First things first, you need to do some personal accounting. The best way to start is by taking a look at your debit/credit card statements from the previous month. Categorize all of your expenses into categories, such as:
- Groceries/daily supplies
- Car payment and insurance
- Fuel and auto maintenance
- Eating out
- Debt, credit card, or loan payments
- Fun, vacation, and personal activities
You may have some other categories to add to your personal list, but this is a good place to start.
Under each category, detail each expense listed on your card statements.
Once you’re finished, take out your calculator and add up the totals. This will allow you to see exactly how much you spend in each category.
Next, add up all of the income that you earn in a month. This should include your hourly pay/salary and income earned from any side jobs or projects.
If you have high-interest rate debt such as credit card balances, prioritize paying those down first, as those interest payments can add up quickly.
2. Identify where you can cut and save
Now that you have the numbers, it’s time to identify areas where you can save. In my experience, here are some of the best things you can do to cut down costs and save:
- Shop for a new auto insurance policy with a better rate (if you live in a province that allows this)
- Buy your everyday groceries in bulk and freeze leftovers if needed
- Meal prep at home, pack lunch and don’t eat out as often
- Replace expensive entertainment like clubs and concerts with cheap fun like going to a park or hiking
- Find a roommate to reduce your rent and bills
- Cancel subscriptions or streaming programs that you don’t use every day
- Challenge yourself to drive less by taking public transportation, riding a bike, or walking
3. Create a savings goal
A savings goal will help you keep the bigger picture in mind and motivate you to keep up with your good habits, even when you feel less confident.
Your goal doesn’t have to be astronomical or unbelievable. Some simple savings goals could be:
- Saving $1,000 in an emergency fund
- Saving $500 to invest in a stock market account
- Saving $2,000 to purchase a class or training program that will help you earn more
- Saving $100 per month to help you pay off your credit card debt faster
Pick a goal that works for you, write it down where you can see it every day, and remember it every time that you’re tempted to break your budget rules.
4. Save smart with a TFSA or HISA
Saving cash is a good place to start, but it’s not the most efficient way to save. If you want to grow your savings even quicker, I suggest saving your money in a tax-free savings account (TFSA) or a high-interest savings account (HISA), where it can compound over time.
Most banks and financial institutions offer these accounts, so it’s worth researching.
For example, you could invest your savings into a stock market ETF in a TFSA, where your investment will grow with the market, or put your savings in a HISA, where it can earn a high monthly interest rate.
Putting your savings in a separate account will also discourage you from spending it.
5. Keep track with a free budgeting app

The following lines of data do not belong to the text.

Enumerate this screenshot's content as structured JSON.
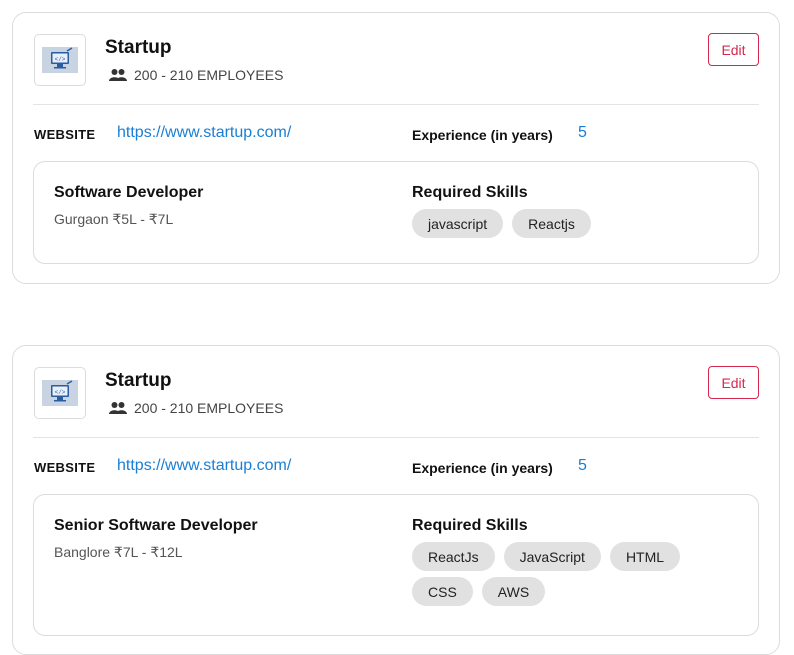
{
  "colors": {
    "accent_link": "#1a7fd4",
    "edit_button": "#d6284f",
    "chip_bg": "#e1e1e1",
    "border": "#dcdcdc"
  },
  "labels": {
    "website": "WEBSITE",
    "experience": "Experience (in years)",
    "required_skills": "Required Skills",
    "edit": "Edit"
  },
  "cards": [
    {
      "company_name": "Startup",
      "logo_icon": "computer-code-icon",
      "employees_icon": "people-icon",
      "employees": "200 - 210 EMPLOYEES",
      "website": "https://www.startup.com/",
      "experience": "5",
      "job": {
        "title": "Software Developer",
        "location_salary": "Gurgaon ₹5L - ₹7L",
        "skills": [
          "javascript",
          "Reactjs"
        ]
      }
    },
    {
      "company_name": "Startup",
      "logo_icon": "computer-code-icon",
      "employees_icon": "people-icon",
      "employees": "200 - 210 EMPLOYEES",
      "website": "https://www.startup.com/",
      "experience": "5",
      "job": {
        "title": "Senior Software Developer",
        "location_salary": "Banglore ₹7L - ₹12L",
        "skills": [
          "ReactJs",
          "JavaScript",
          "HTML",
          "CSS",
          "AWS"
        ]
      }
    }
  ]
}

Writing your budget down on paper is a good exercise to help you remember it. However, I suggest using a free or low-cost budgeting app to maintain your budget and keep track of your daily spending.
You can find many of these on the Google Play Store or Apple App Store. My favourite is Mint, which is completely free, and allows users to link their cards/bank accounts to track purchases, income, savings, and more.
Small wins compound
If you’re earning minimum wage, don’t expect major results within a month. Instead, focus on consistency and compound your savings. Enjoy the process, and keep your end goals in mind.
If you want to start earning and saving more, consider picking up a side hustle like food delivery or babysitting. Investing in yourself and learning a new skill through a job or skills training course is another way to set yourself up for success.
Stay consistent, keep working hard, spend smart, and your future self will thank you!